One day after he briefly pulled within two shots of the lead, it was clear early on that Sunday would be a struggle. Woods was scrambling for pars instead of being in a position to attack pins. He twice made double bogey on a par 5, starting at No. 6 when he blasted out of the sandy area to the back side of a double green, forcing him to chip off the putting surface.
Still, he rallied with three straight birdies to play the front nine at Albany in even par. He was never going to win the tournament — Matsuyama was too far ahead — but it was a chance to post a decent number and take more positives into what figures to be a two-month off-season.
Instead, Woods couldn’t get up-and-down on No. 10 and made bogey. His tee shot on 11 failed to clear a deep bunker and a poor pitch from a tough lie from right of the green led to a double bogey. He then missed a short par putt on the next hole.

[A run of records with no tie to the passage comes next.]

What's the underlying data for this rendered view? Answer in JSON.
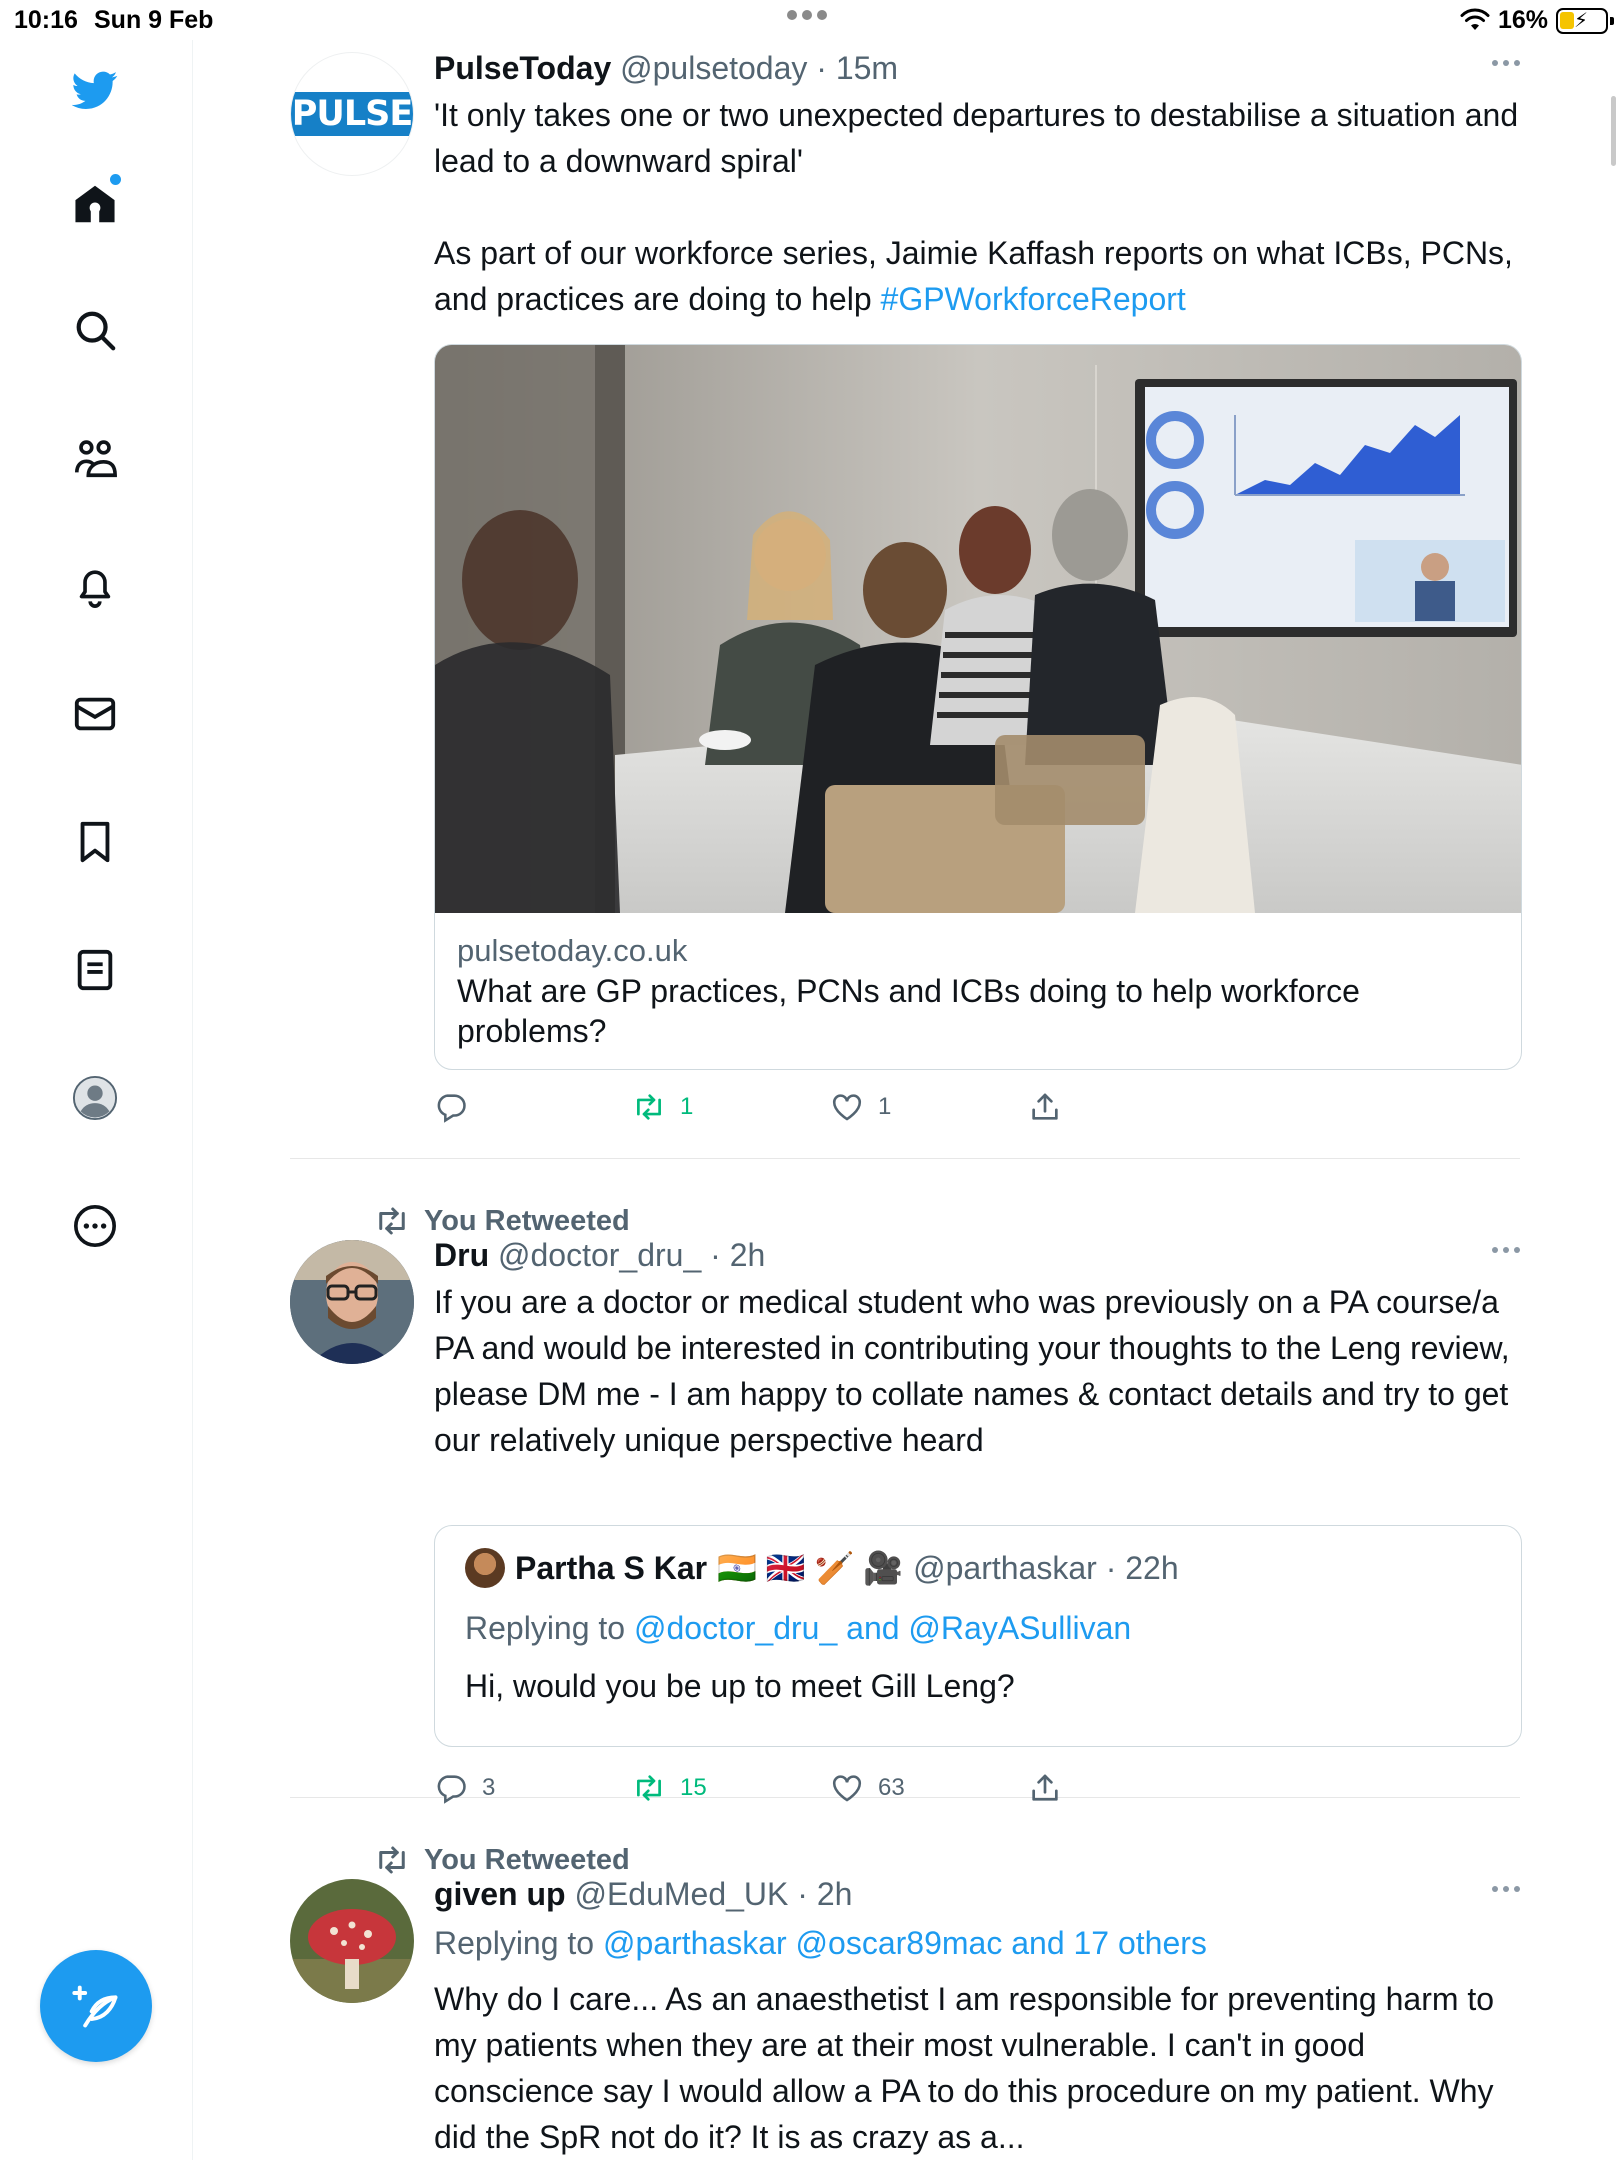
{
  "status_bar": {
    "time": "10:16",
    "date": "Sun 9 Feb",
    "battery": "16%"
  },
  "sidebar": {
    "items": [
      {
        "name": "twitter-logo-icon"
      },
      {
        "name": "home-icon"
      },
      {
        "name": "search-icon"
      },
      {
        "name": "communities-icon"
      },
      {
        "name": "notifications-icon"
      },
      {
        "name": "messages-icon"
      },
      {
        "name": "bookmarks-icon"
      },
      {
        "name": "lists-icon"
      },
      {
        "name": "profile-icon"
      },
      {
        "name": "more-icon"
      }
    ],
    "compose_icon": "compose-icon"
  },
  "tweets": [
    {
      "author_name": "PulseToday",
      "author_handle_time": "@pulsetoday · 15m",
      "avatar_text": "PULSE",
      "text_p1": "'It only takes one or two unexpected departures to destabilise a situation and lead to a downward spiral'",
      "text_p2": "As part of our workforce series, Jaimie Kaffash reports on what ICBs, PCNs, and practices are doing to help ",
      "hashtag": "#GPWorkforceReport",
      "card": {
        "domain": "pulsetoday.co.uk",
        "title": "What are GP practices, PCNs and ICBs doing to help workforce problems?"
      },
      "replies": "",
      "retweets": "1",
      "likes": "1"
    },
    {
      "retweet_label": "You Retweeted",
      "author_name": "Dru",
      "author_handle_time": "@doctor_dru_ · 2h",
      "text": "If you are a doctor or medical student who was previously on a PA course/a PA and would be interested in contributing your thoughts to the Leng review, please DM me - I am happy to collate names & contact details and try to get our relatively unique perspective heard",
      "quote": {
        "name": "Partha S Kar",
        "emojis": "🇮🇳 🇬🇧 🏏 🎥",
        "handle_time": "@parthaskar · 22h",
        "replying_prefix": "Replying to ",
        "replying_users": "@doctor_dru_ and @RayASullivan",
        "text": "Hi, would you be up to meet Gill Leng?"
      },
      "replies": "3",
      "retweets": "15",
      "likes": "63"
    },
    {
      "retweet_label": "You Retweeted",
      "author_name": "given up",
      "author_handle_time": "@EduMed_UK · 2h",
      "replying_prefix": "Replying to ",
      "replying_users": "@parthaskar @oscar89mac and 17 others",
      "text": "Why do I care... As an anaesthetist I am responsible for preventing harm to my patients when they are at their most vulnerable. I can't in good conscience say I would allow a PA to do this procedure on my patient. Why did the SpR not do it? It is as crazy as a..."
    }
  ],
  "colors": {
    "accent": "#1d9bf0",
    "retweet": "#00ba7c",
    "muted": "#536471"
  }
}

And then he answered with two birdies.
Woods made his third double bogey of the week at the 18th hole, this time without even going into the water. His tee shot landed in a thick palmetto bush and he had to take a penalty drop to take it out. Just his luck, his drop in the sandy waste area settled right in front of the nub of another bush. He got that back to the fairway, went just over the green and took two putts from there for his six.
Woods managed to keep the week in perspective.
“I made some birdies, which was nice. I was playing aggressively,” he said. “But I also made some mistakes. I had two sevens. You can’t make two sevens. It adds up to a high number. On the flip side, I was able to be aggressive. I need to balance it out.”
Woods at least starts his climb from No. 898 in the world, the product of not playing since Aug. 23, 2015.
His caddie, Joe LaCava, offered the best perspective.
“I wasn’t going to compare him to the rest of the field. They’ve been playing all year and they’ve been playing great,” LaCava said. “Honestly, my goal was to get him through five rounds on his feet. That was big.”